PROBLEM TO SOLVE: Go through the entries below and give the number of lines that have the string "Fulton", and only that.

GIVEN DATA:
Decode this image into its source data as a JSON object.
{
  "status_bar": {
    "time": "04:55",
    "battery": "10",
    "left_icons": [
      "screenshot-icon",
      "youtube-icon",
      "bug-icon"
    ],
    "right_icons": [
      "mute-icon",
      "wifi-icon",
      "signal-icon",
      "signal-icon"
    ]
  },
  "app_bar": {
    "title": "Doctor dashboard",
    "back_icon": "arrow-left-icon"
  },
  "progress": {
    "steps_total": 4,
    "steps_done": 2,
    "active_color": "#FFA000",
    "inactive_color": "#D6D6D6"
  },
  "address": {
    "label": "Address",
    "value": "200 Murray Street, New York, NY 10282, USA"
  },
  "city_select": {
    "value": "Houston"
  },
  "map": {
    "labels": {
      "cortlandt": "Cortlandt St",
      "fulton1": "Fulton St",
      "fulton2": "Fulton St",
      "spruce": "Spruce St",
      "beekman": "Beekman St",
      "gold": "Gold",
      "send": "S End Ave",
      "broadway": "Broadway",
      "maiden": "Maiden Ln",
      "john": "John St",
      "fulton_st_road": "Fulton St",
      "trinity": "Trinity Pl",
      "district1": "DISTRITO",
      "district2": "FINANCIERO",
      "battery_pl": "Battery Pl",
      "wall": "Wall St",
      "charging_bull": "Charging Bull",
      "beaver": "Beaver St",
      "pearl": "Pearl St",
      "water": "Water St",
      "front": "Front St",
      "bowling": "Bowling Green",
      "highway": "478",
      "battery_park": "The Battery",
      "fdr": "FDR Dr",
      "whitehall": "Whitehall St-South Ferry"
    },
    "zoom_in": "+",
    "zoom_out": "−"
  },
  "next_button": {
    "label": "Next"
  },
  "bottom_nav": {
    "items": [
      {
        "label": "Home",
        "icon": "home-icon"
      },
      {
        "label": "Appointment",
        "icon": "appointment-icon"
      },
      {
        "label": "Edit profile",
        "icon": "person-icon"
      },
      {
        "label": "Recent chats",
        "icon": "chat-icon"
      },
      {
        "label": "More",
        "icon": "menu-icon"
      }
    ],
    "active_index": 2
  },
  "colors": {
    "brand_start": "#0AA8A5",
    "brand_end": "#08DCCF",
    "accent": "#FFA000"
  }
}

SOLUTION TO THE EXERCISE: 3